▶ **The task**:
Each entry is to be given again word for word; images are dropped.

==== Available records

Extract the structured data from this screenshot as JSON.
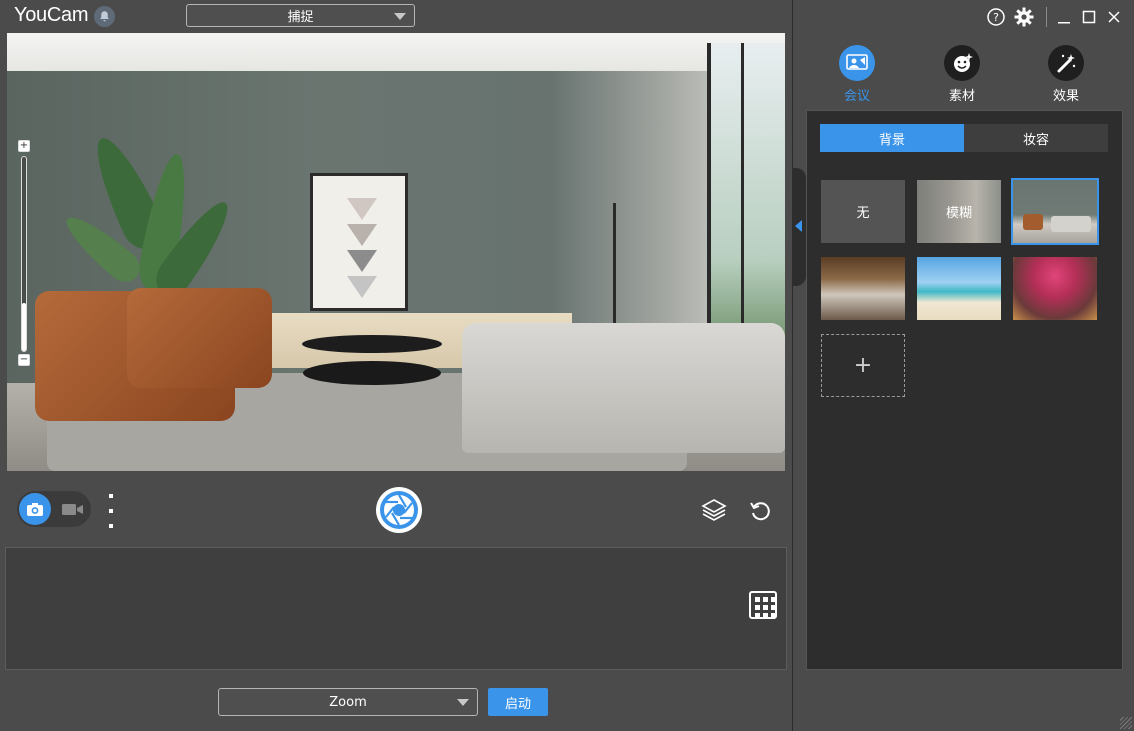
{
  "app": {
    "title": "YouCam"
  },
  "header": {
    "mode_select": "捕捉"
  },
  "camera": {
    "zoom_level": 0.25
  },
  "bottom": {
    "source_select": "Zoom",
    "start_label": "启动"
  },
  "categories": [
    {
      "label": "会议",
      "icon": "conference-icon",
      "active": true
    },
    {
      "label": "素材",
      "icon": "sticker-face-icon",
      "active": false
    },
    {
      "label": "效果",
      "icon": "magic-wand-icon",
      "active": false
    }
  ],
  "subtabs": [
    {
      "label": "背景",
      "active": true
    },
    {
      "label": "妆容",
      "active": false
    }
  ],
  "backgrounds": [
    {
      "label": "无",
      "kind": "none"
    },
    {
      "label": "模糊",
      "kind": "blur"
    },
    {
      "label": "",
      "kind": "living-room",
      "selected": true
    },
    {
      "label": "",
      "kind": "cafe"
    },
    {
      "label": "",
      "kind": "beach"
    },
    {
      "label": "",
      "kind": "blossom-tree"
    }
  ],
  "add_tile": "+",
  "colors": {
    "accent": "#3a94ea",
    "panel": "#2d2d2d",
    "window": "#4b4b4b"
  }
}
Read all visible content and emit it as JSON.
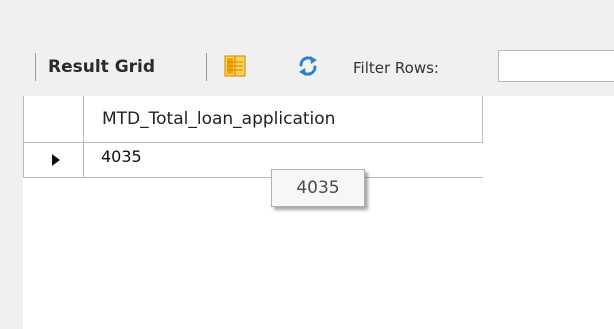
{
  "toolbar": {
    "result_grid_label": "Result Grid",
    "filter_label": "Filter Rows:",
    "filter_value": "",
    "icons": {
      "grid_form": "grid-form-icon",
      "refresh": "refresh-icon"
    }
  },
  "grid": {
    "columns": [
      "MTD_Total_loan_application"
    ],
    "rows": [
      [
        "4035"
      ]
    ]
  },
  "tooltip": {
    "text": "4035"
  },
  "colors": {
    "toolbar_bg": "#f0f0f0",
    "grid_line": "#bcbcbc",
    "refresh_blue": "#2f7fd1",
    "grid_icon_orange": "#f2a400"
  }
}
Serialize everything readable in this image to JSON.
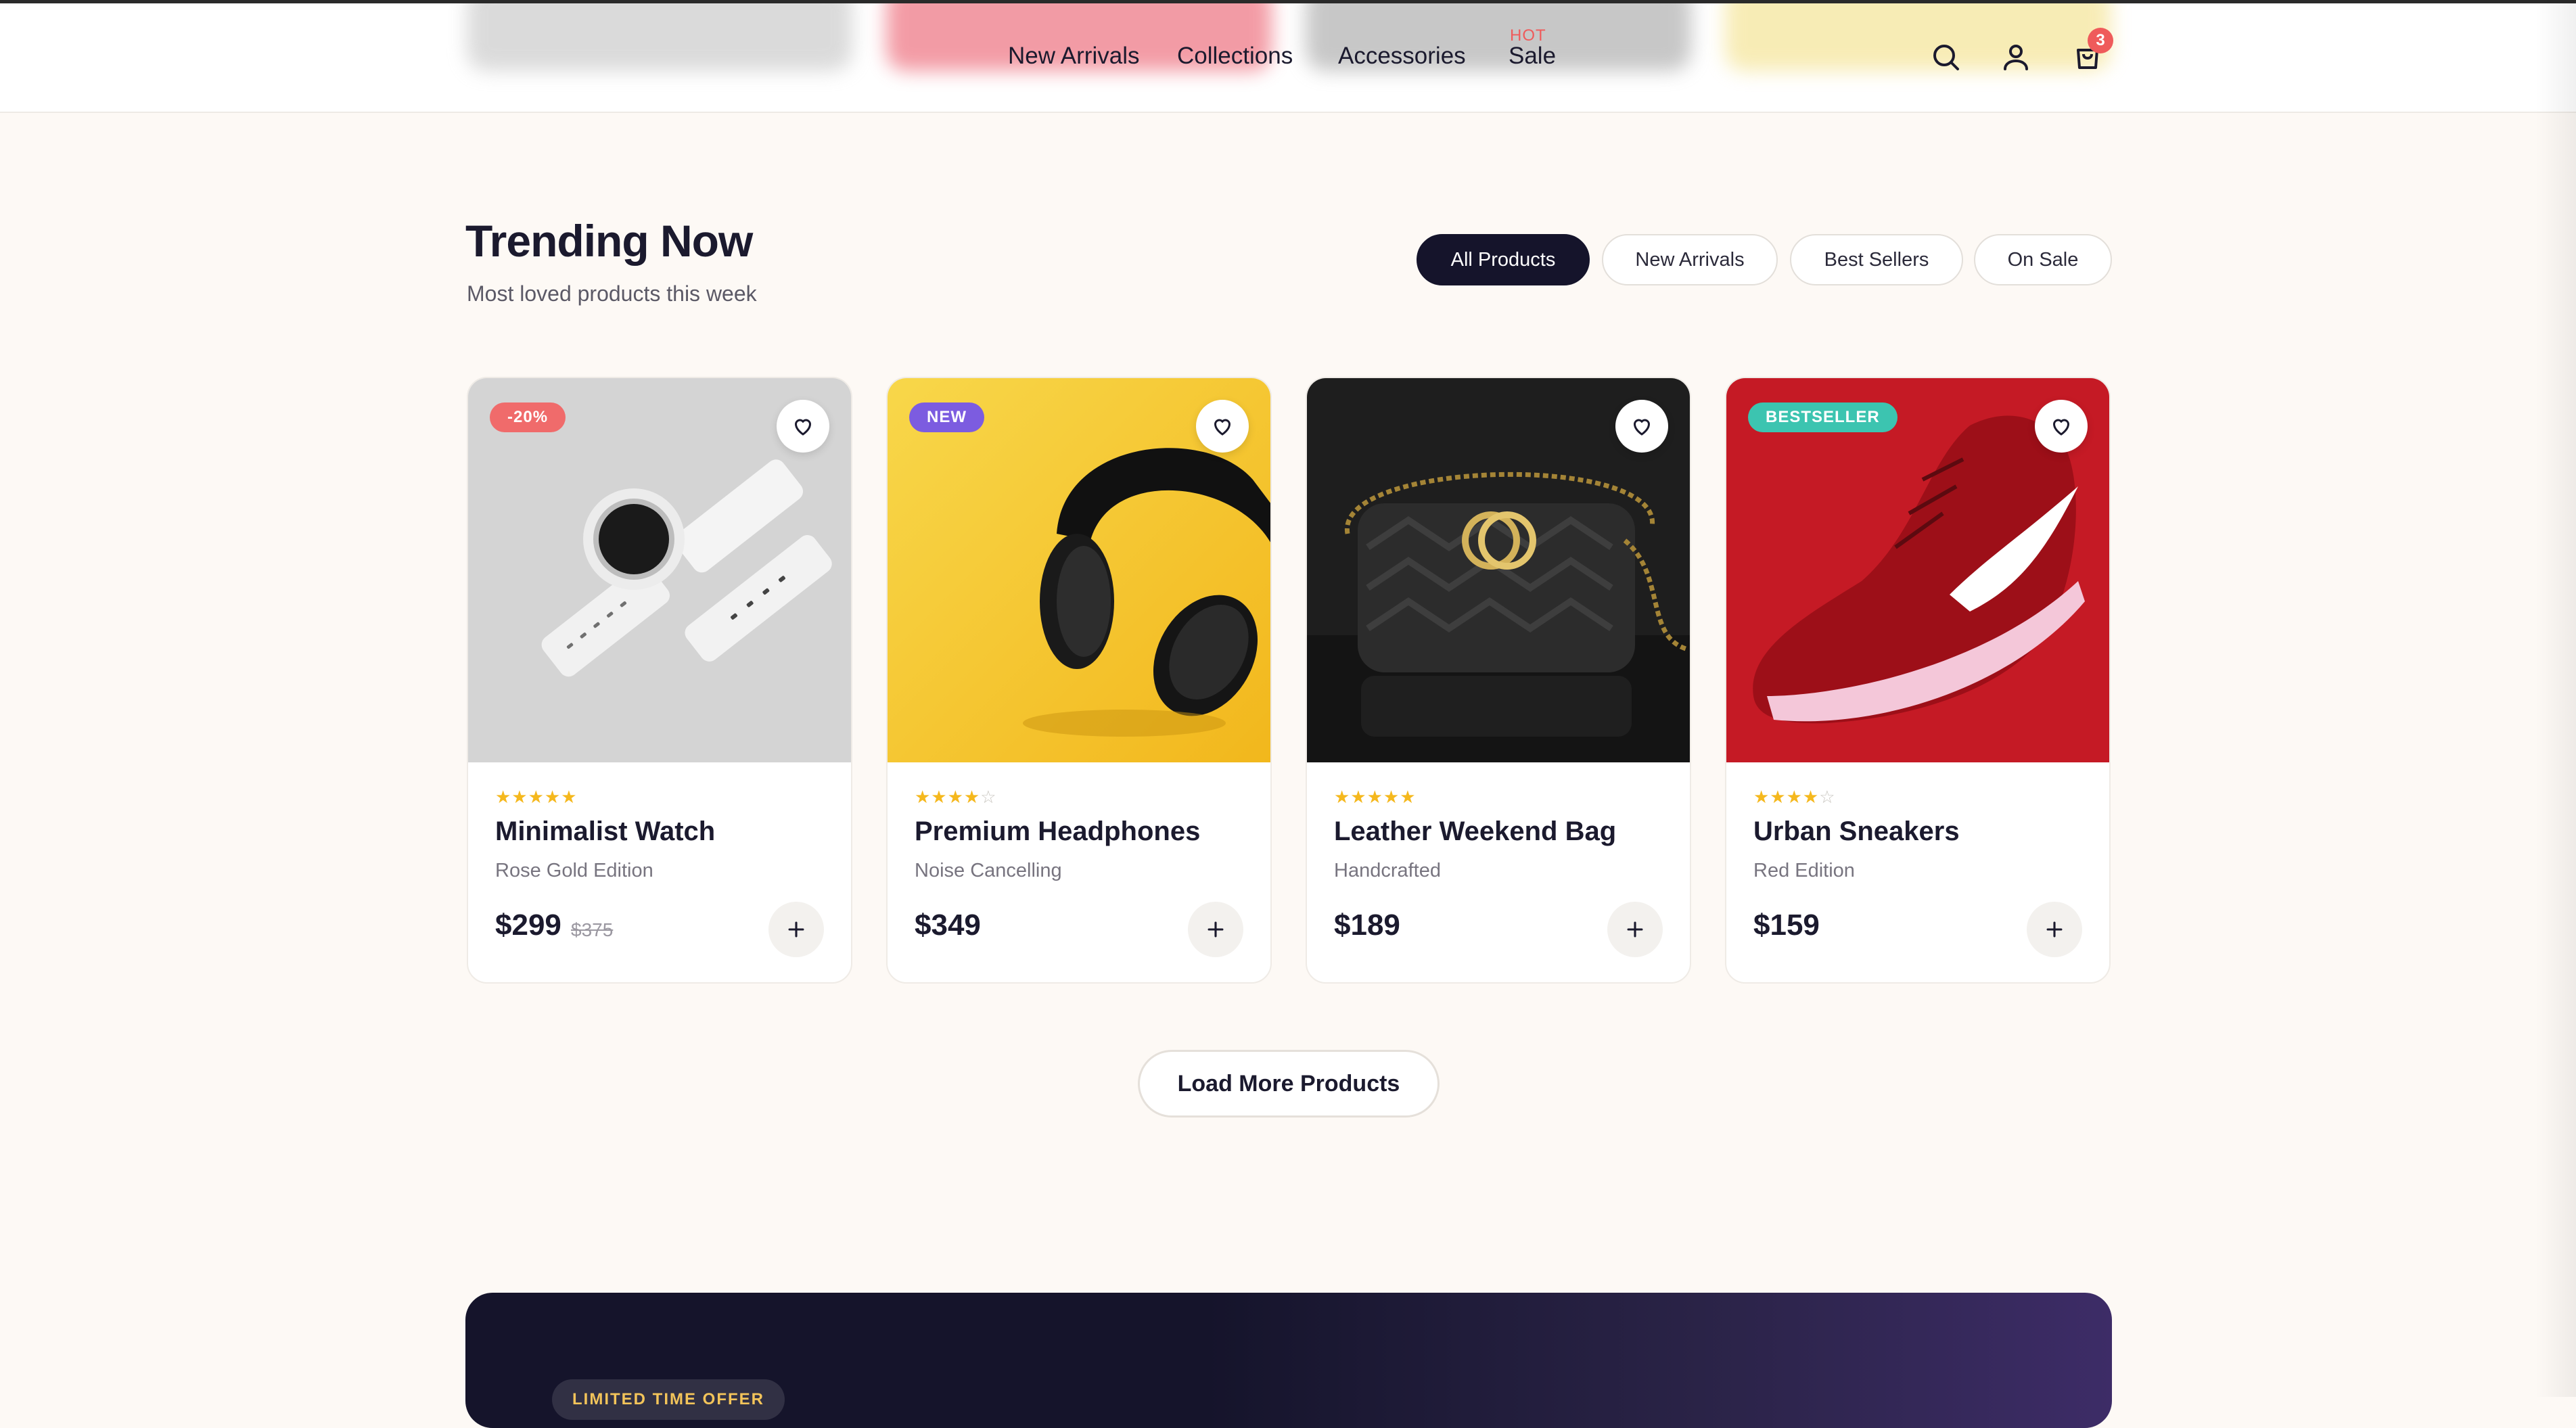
{
  "nav": {
    "links": [
      "New Arrivals",
      "Collections",
      "Accessories",
      "Sale"
    ],
    "hot_tag": "HOT",
    "cart_count": "3",
    "icons": [
      "search-icon",
      "user-icon",
      "cart-icon"
    ]
  },
  "section": {
    "title": "Trending Now",
    "subtitle": "Most loved products this week",
    "filters": [
      "All Products",
      "New Arrivals",
      "Best Sellers",
      "On Sale"
    ],
    "active_filter": "All Products"
  },
  "products": [
    {
      "badge": "-20%",
      "badge_color": "#f06b6b",
      "rating": 5,
      "name": "Minimalist Watch",
      "variant": "Rose Gold Edition",
      "price": "$299",
      "old_price": "$375",
      "image": "watch"
    },
    {
      "badge": "NEW",
      "badge_color": "#7c5ce0",
      "rating": 4,
      "name": "Premium Headphones",
      "variant": "Noise Cancelling",
      "price": "$349",
      "old_price": "",
      "image": "headphones"
    },
    {
      "badge": "",
      "badge_color": "",
      "rating": 5,
      "name": "Leather Weekend Bag",
      "variant": "Handcrafted",
      "price": "$189",
      "old_price": "",
      "image": "bag"
    },
    {
      "badge": "BESTSELLER",
      "badge_color": "#3cc4b0",
      "rating": 4,
      "name": "Urban Sneakers",
      "variant": "Red Edition",
      "price": "$159",
      "old_price": "",
      "image": "sneaker"
    }
  ],
  "load_more_label": "Load More Products",
  "promo": {
    "tag": "LIMITED TIME OFFER"
  },
  "colors": {
    "accent_dark": "#15142b",
    "sale_red": "#ef5b5b",
    "star_gold": "#f5b81d",
    "page_bg": "#fdf9f5"
  }
}
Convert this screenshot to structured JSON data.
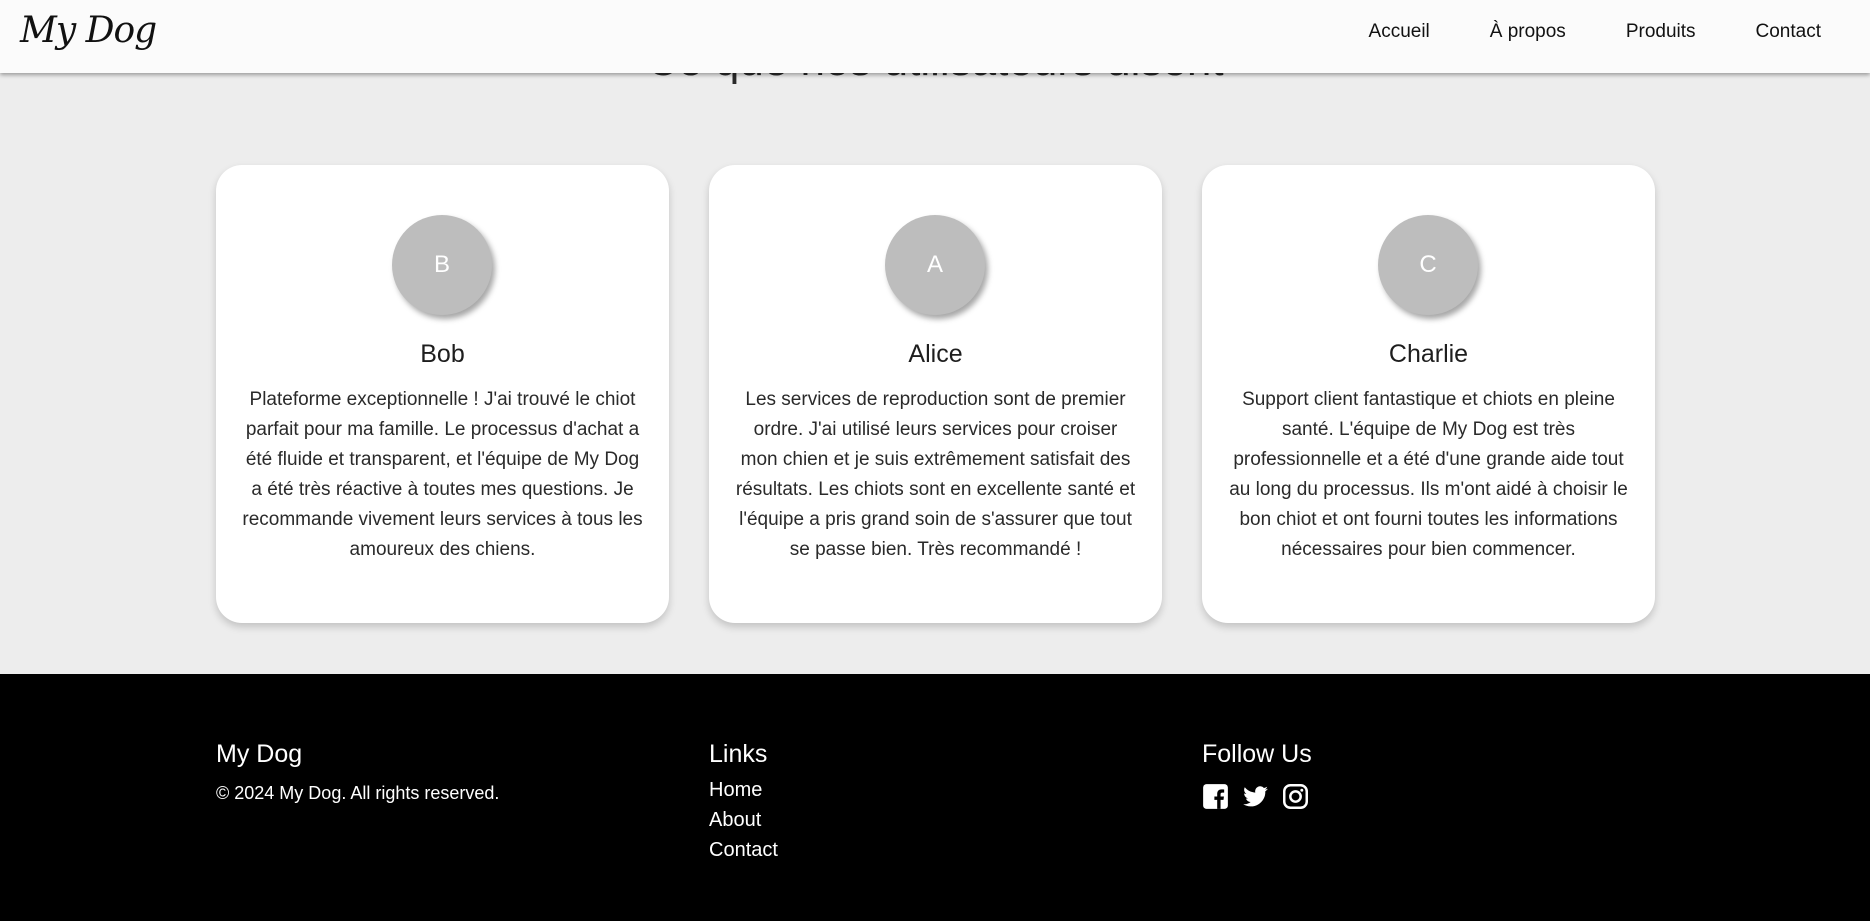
{
  "header": {
    "logo": "My Dog",
    "nav": [
      "Accueil",
      "À propos",
      "Produits",
      "Contact"
    ]
  },
  "section": {
    "title": "Ce que nos utilisateurs disent"
  },
  "testimonials": [
    {
      "initial": "B",
      "name": "Bob",
      "text": "Plateforme exceptionnelle ! J'ai trouvé le chiot parfait pour ma famille. Le processus d'achat a été fluide et transparent, et l'équipe de My Dog a été très réactive à toutes mes questions. Je recommande vivement leurs services à tous les amoureux des chiens."
    },
    {
      "initial": "A",
      "name": "Alice",
      "text": "Les services de reproduction sont de premier ordre. J'ai utilisé leurs services pour croiser mon chien et je suis extrêmement satisfait des résultats. Les chiots sont en excellente santé et l'équipe a pris grand soin de s'assurer que tout se passe bien. Très recommandé !"
    },
    {
      "initial": "C",
      "name": "Charlie",
      "text": "Support client fantastique et chiots en pleine santé. L'équipe de My Dog est très professionnelle et a été d'une grande aide tout au long du processus. Ils m'ont aidé à choisir le bon chiot et ont fourni toutes les informations nécessaires pour bien commencer."
    }
  ],
  "footer": {
    "brand": {
      "title": "My Dog",
      "copyright": "© 2024 My Dog. All rights reserved."
    },
    "links": {
      "title": "Links",
      "items": [
        "Home",
        "About",
        "Contact"
      ]
    },
    "follow": {
      "title": "Follow Us",
      "icons": [
        "facebook-icon",
        "twitter-icon",
        "instagram-icon"
      ]
    }
  },
  "colors": {
    "page_bg": "#ededed",
    "header_bg": "#fbfbfb",
    "card_bg": "#ffffff",
    "avatar_bg": "#bdbdbd",
    "footer_bg": "#000000"
  }
}
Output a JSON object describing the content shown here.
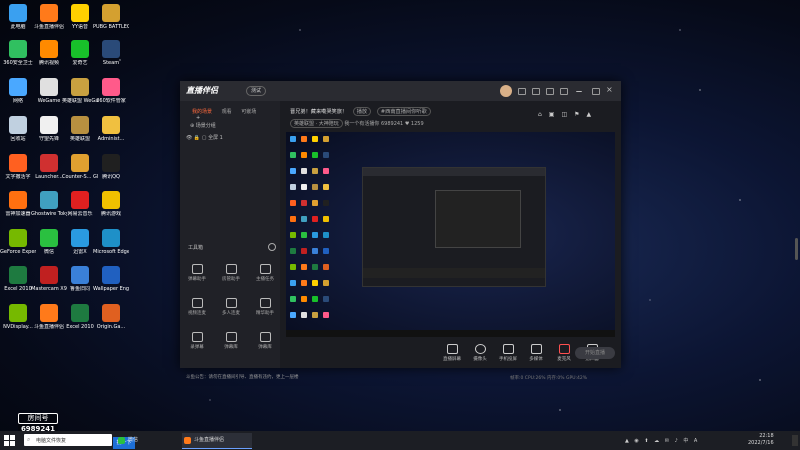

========

▶ **Answer space**:
Extract the structured data from this screenshot as JSON.
{
  "app": {
    "title": "YouCam"
  },
  "header": {
    "mode_select": "捕捉"
  },
  "camera": {
    "zoom_level": 0.25
  },
  "bottom": {
    "source_select": "Zoom",
    "start_label": "启动"
  },
  "categories": [
    {
      "label": "会议",
      "icon": "conference-icon",
      "active": true
    },
    {
      "label": "素材",
      "icon": "sticker-face-icon",
      "active": false
    },
    {
      "label": "效果",
      "icon": "magic-wand-icon",
      "active": false
    }
  ],
  "subtabs": [
    {
      "label": "背景",
      "active": true
    },
    {
      "label": "妆容",
      "active": false
    }
  ],
  "backgrounds": [
    {
      "label": "无",
      "kind": "none"
    },
    {
      "label": "模糊",
      "kind": "blur"
    },
    {
      "label": "",
      "kind": "living-room",
      "selected": true
    },
    {
      "label": "",
      "kind": "cafe"
    },
    {
      "label": "",
      "kind": "beach"
    },
    {
      "label": "",
      "kind": "blossom-tree"
    }
  ],
  "add_tile": "+",
  "colors": {
    "accent": "#3a94ea",
    "panel": "#2d2d2d",
    "window": "#4b4b4b"
  }
}
Read all visible content and emit it as JSON.
{
  "toolbar": {
    "result_grid_label": "Result Grid",
    "filter_label": "Filter Rows:",
    "filter_value": "",
    "icons": {
      "grid_form": "grid-form-icon",
      "refresh": "refresh-icon"
    }
  },
  "grid": {
    "columns": [
      "MTD_Total_loan_application"
    ],
    "rows": [
      [
        "4035"
      ]
    ]
  },
  "tooltip": {
    "text": "4035"
  },
  "colors": {
    "toolbar_bg": "#f0f0f0",
    "grid_line": "#bcbcbc",
    "refresh_blue": "#2f7fd1",
    "grid_icon_orange": "#f2a400"
  }
}
Serialize everything readable in this image to JSON.
{
  "nav": {
    "links": [
      "New Arrivals",
      "Collections",
      "Accessories",
      "Sale"
    ],
    "hot_tag": "HOT",
    "cart_count": "3",
    "icons": [
      "search-icon",
      "user-icon",
      "cart-icon"
    ]
  },
  "section": {
    "title": "Trending Now",
    "subtitle": "Most loved products this week",
    "filters": [
      "All Products",
      "New Arrivals",
      "Best Sellers",
      "On Sale"
    ],
    "active_filter": "All Products"
  },
  "products": [
    {
      "badge": "-20%",
      "badge_color": "#f06b6b",
      "rating": 5,
      "name": "Minimalist Watch",
      "variant": "Rose Gold Edition",
      "price": "$299",
      "old_price": "$375",
      "image": "watch"
    },
    {
      "badge": "NEW",
      "badge_color": "#7c5ce0",
      "rating": 4,
      "name": "Premium Headphones",
      "variant": "Noise Cancelling",
      "price": "$349",
      "old_price": "",
      "image": "headphones"
    },
    {
      "badge": "",
      "badge_color": "",
      "rating": 5,
      "name": "Leather Weekend Bag",
      "variant": "Handcrafted",
      "price": "$189",
      "old_price": "",
      "image": "bag"
    },
    {
      "badge": "BESTSELLER",
      "badge_color": "#3cc4b0",
      "rating": 4,
      "name": "Urban Sneakers",
      "variant": "Red Edition",
      "price": "$159",
      "old_price": "",
      "image": "sneaker"
    }
  ],
  "load_more_label": "Load More Products",
  "promo": {
    "tag": "LIMITED TIME OFFER"
  },
  "colors": {
    "accent_dark": "#15142b",
    "sale_red": "#ef5b5b",
    "star_gold": "#f5b81d",
    "page_bg": "#fdf9f5"
  }
}
Convert this screenshot to structured JSON data.
{
  "header": {
    "logo": "My Dog",
    "nav": [
      "Accueil",
      "À propos",
      "Produits",
      "Contact"
    ]
  },
  "section": {
    "title": "Ce que nos utilisateurs disent"
  },
  "testimonials": [
    {
      "initial": "B",
      "name": "Bob",
      "text": "Plateforme exceptionnelle ! J'ai trouvé le chiot parfait pour ma famille. Le processus d'achat a été fluide et transparent, et l'équipe de My Dog a été très réactive à toutes mes questions. Je recommande vivement leurs services à tous les amoureux des chiens."
    },
    {
      "initial": "A",
      "name": "Alice",
      "text": "Les services de reproduction sont de premier ordre. J'ai utilisé leurs services pour croiser mon chien et je suis extrêmement satisfait des résultats. Les chiots sont en excellente santé et l'équipe a pris grand soin de s'assurer que tout se passe bien. Très recommandé !"
    },
    {
      "initial": "C",
      "name": "Charlie",
      "text": "Support client fantastique et chiots en pleine santé. L'équipe de My Dog est très professionnelle et a été d'une grande aide tout au long du processus. Ils m'ont aidé à choisir le bon chiot et ont fourni toutes les informations nécessaires pour bien commencer."
    }
  ],
  "footer": {
    "brand": {
      "title": "My Dog",
      "copyright": "© 2024 My Dog. All rights reserved."
    },
    "links": {
      "title": "Links",
      "items": [
        "Home",
        "About",
        "Contact"
      ]
    },
    "follow": {
      "title": "Follow Us",
      "icons": [
        "facebook-icon",
        "twitter-icon",
        "instagram-icon"
      ]
    }
  },
  "colors": {
    "page_bg": "#ededed",
    "header_bg": "#fbfbfb",
    "card_bg": "#ffffff",
    "avatar_bg": "#bdbdbd",
    "footer_bg": "#000000"
  }
}
Output a JSON object describing the content shown here.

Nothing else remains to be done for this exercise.